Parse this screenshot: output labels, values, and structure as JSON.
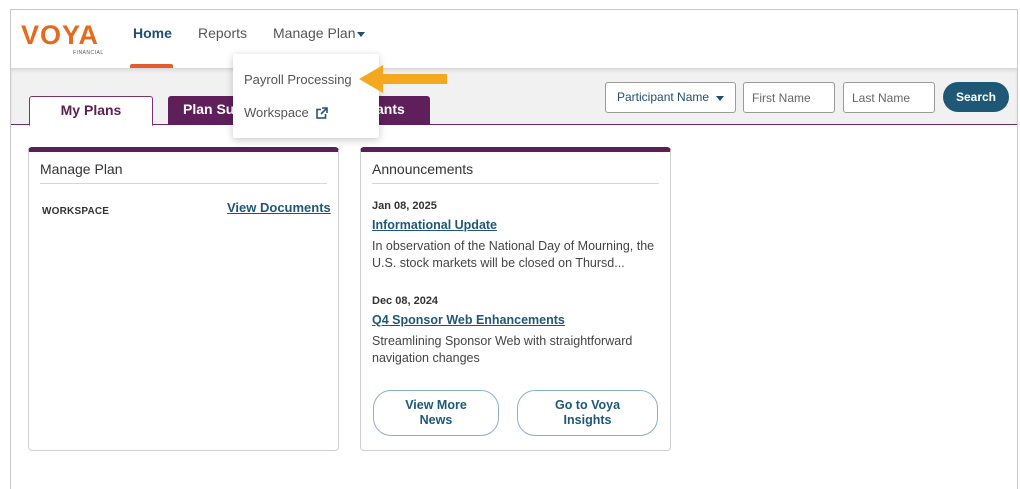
{
  "brand": {
    "logo_text": "VOYA",
    "logo_sub": "FINANCIAL",
    "accent": "#e8681e",
    "primary": "#1f5876",
    "plum": "#5f1f5b"
  },
  "nav": {
    "home": "Home",
    "reports": "Reports",
    "manage_plan": "Manage Plan"
  },
  "dropdown": {
    "items": [
      {
        "label": "Payroll Processing",
        "icon": ""
      },
      {
        "label": "Workspace",
        "icon": "external-link-icon"
      }
    ]
  },
  "tabs": {
    "my_plans": "My Plans",
    "plan_summary": "Plan Su",
    "participants": "ants"
  },
  "search": {
    "select_value": "Participant Name",
    "first_placeholder": "First Name",
    "last_placeholder": "Last Name",
    "button": "Search"
  },
  "manage_card": {
    "title": "Manage Plan",
    "workspace_label": "WORKSPACE",
    "view_documents": "View Documents"
  },
  "announcements": {
    "title": "Announcements",
    "items": [
      {
        "date": "Jan 08, 2025",
        "title": "Informational Update",
        "body": "In observation of the National Day of Mourning, the U.S. stock markets will be closed on Thursd..."
      },
      {
        "date": "Dec 08, 2024",
        "title": "Q4 Sponsor Web Enhancements",
        "body": "Streamlining Sponsor Web with straightforward navigation changes"
      }
    ],
    "view_more_line1": "View More",
    "view_more_line2": "News",
    "insights_line1": "Go to Voya",
    "insights_line2": "Insights"
  }
}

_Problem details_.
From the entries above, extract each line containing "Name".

_Exercise output_.
    "select_value": "Participant Name",
    "first_placeholder": "First Name",
    "last_placeholder": "Last Name",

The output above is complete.